• _WHAT IS REQUIRED_
Keep every line in which "description" occurs and drop the rest of the data.

━━━ ENTRIES SUPPLIED ━━━

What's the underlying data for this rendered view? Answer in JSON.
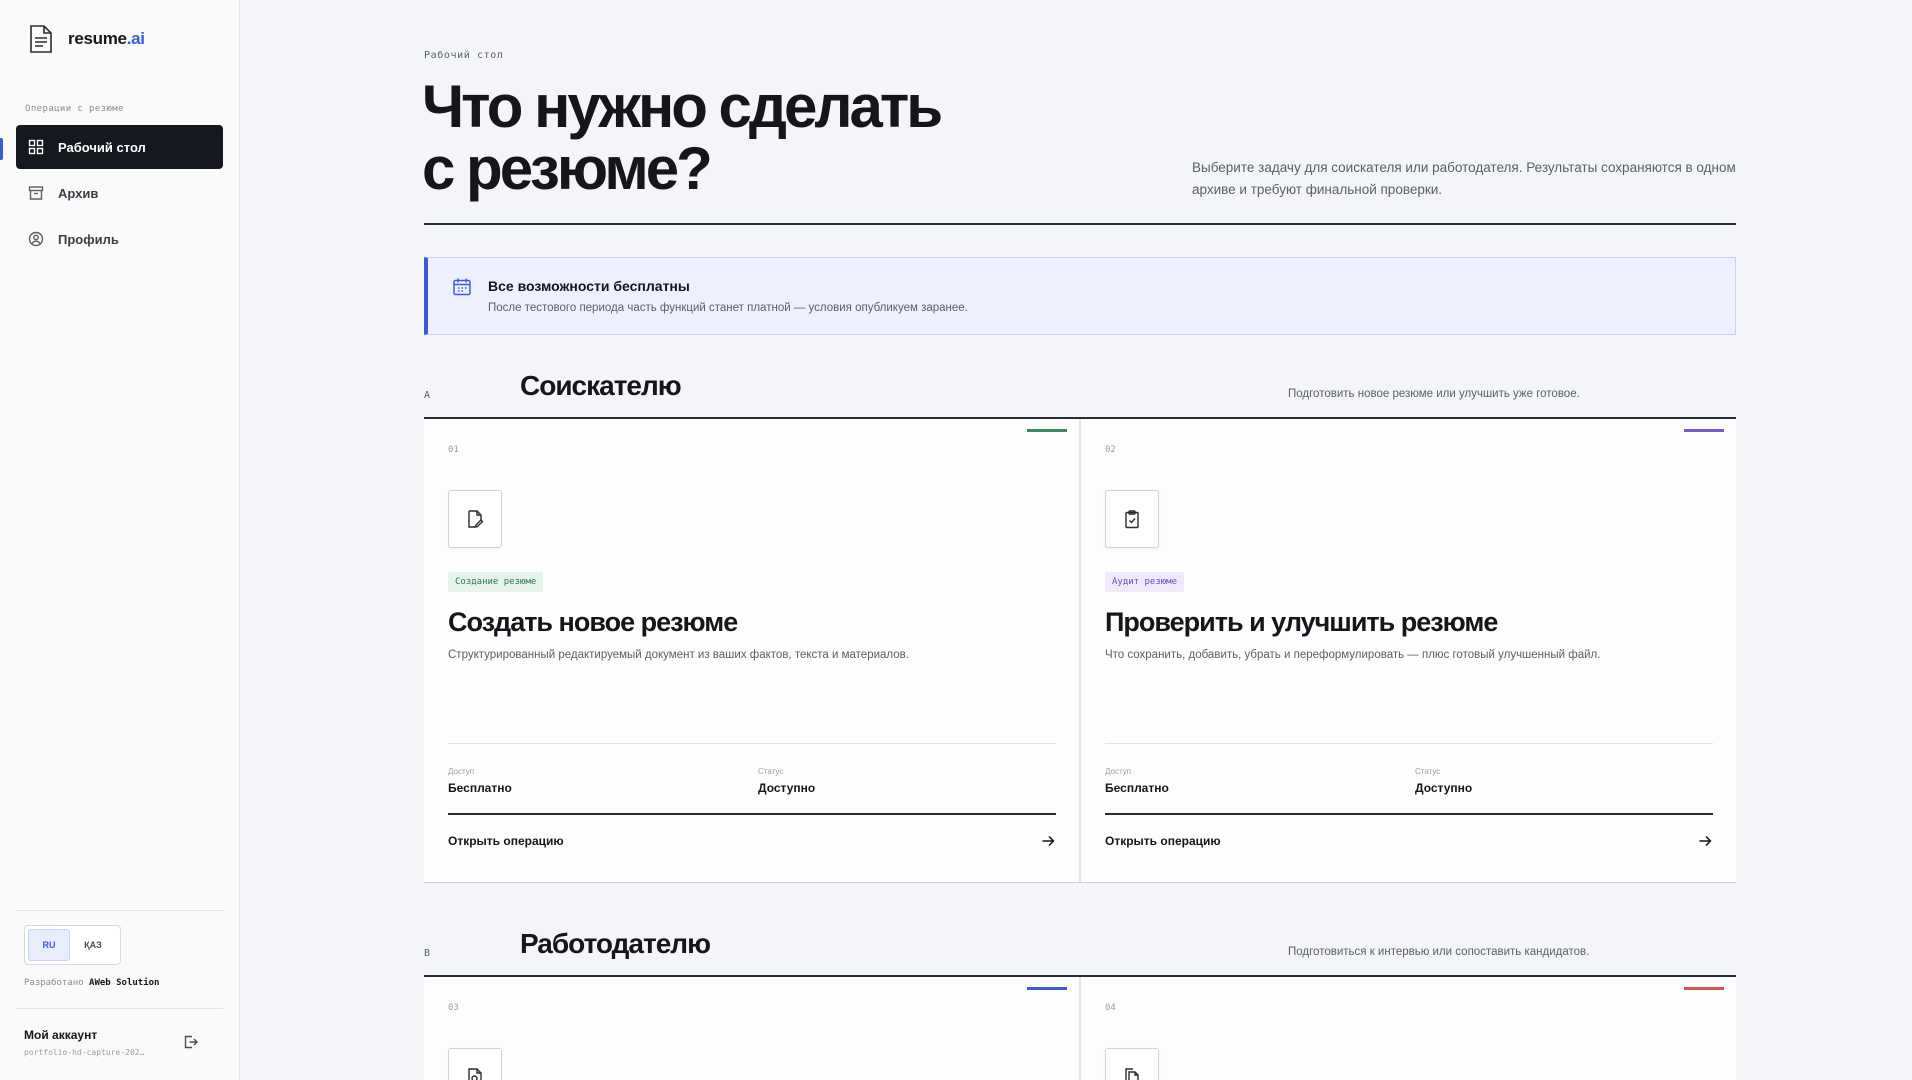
{
  "sidebar": {
    "logo": {
      "name": "resume",
      "accent": ".ai"
    },
    "section_label": "Операции с резюме",
    "items": [
      {
        "label": "Рабочий стол",
        "icon": "grid-icon",
        "active": true
      },
      {
        "label": "Архив",
        "icon": "archive-icon",
        "active": false
      },
      {
        "label": "Профиль",
        "icon": "user-circle-icon",
        "active": false
      }
    ],
    "languages": [
      {
        "label": "RU",
        "selected": true
      },
      {
        "label": "ҚАЗ",
        "selected": false
      }
    ],
    "developer": {
      "prefix": "Разработано",
      "name": "AWeb Solution"
    },
    "account": {
      "title": "Мой аккаунт",
      "subtitle": "portfolio-hd-capture-202…"
    }
  },
  "header": {
    "breadcrumb": "Рабочий стол",
    "title_line1": "Что нужно сделать",
    "title_line2": "с резюме?",
    "description": "Выберите задачу для соискателя или работодателя. Результаты сохраняются в одном архиве и требуют финальной проверки."
  },
  "notice": {
    "title": "Все возможности бесплатны",
    "text": "После тестового периода часть функций станет платной — условия опубликуем заранее."
  },
  "sections": [
    {
      "letter": "A",
      "title": "Соискателю",
      "description": "Подготовить новое резюме или улучшить уже готовое.",
      "cards": [
        {
          "number": "01",
          "icon": "document-edit-icon",
          "tag": "Создание резюме",
          "title": "Создать новое резюме",
          "description": "Структурированный редактируемый документ из ваших фактов, текста и материалов.",
          "access_label": "Доступ",
          "access_value": "Бесплатно",
          "status_label": "Статус",
          "status_value": "Доступно",
          "action": "Открыть операцию"
        },
        {
          "number": "02",
          "icon": "clipboard-check-icon",
          "tag": "Аудит резюме",
          "title": "Проверить и улучшить резюме",
          "description": "Что сохранить, добавить, убрать и переформулировать — плюс готовый улучшенный файл.",
          "access_label": "Доступ",
          "access_value": "Бесплатно",
          "status_label": "Статус",
          "status_value": "Доступно",
          "action": "Открыть операцию"
        }
      ]
    },
    {
      "letter": "B",
      "title": "Работодателю",
      "description": "Подготовиться к интервью или сопоставить кандидатов.",
      "cards": [
        {
          "number": "03",
          "icon": "document-search-icon"
        },
        {
          "number": "04",
          "icon": "documents-compare-icon"
        }
      ]
    }
  ],
  "colors": {
    "brand": "#3d5bd8",
    "card_accent_1": "#3f8a5e",
    "card_accent_2": "#7a5ac8",
    "card_accent_3": "#3d5bd8",
    "card_accent_4": "#d0584e",
    "tag_green_bg": "#e6f3ea",
    "tag_green_fg": "#2f7a4e",
    "tag_purple_bg": "#efe9fb",
    "tag_purple_fg": "#6a4bb8"
  }
}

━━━

• _ANSWER SPACE_
    "description": "Выберите задачу для соискателя или работодателя. Результаты сохраняются в одном архиве и требуют финальной проверки."
      "description": "Подготовить новое резюме или улучшить уже готовое.",
          "description": "Структурированный редактируемый документ из ваших фактов, текста и материалов.",
          "description": "Что сохранить, добавить, убрать и переформулировать — плюс готовый улучшенный файл.",
      "description": "Подготовиться к интервью или сопоставить кандидатов.",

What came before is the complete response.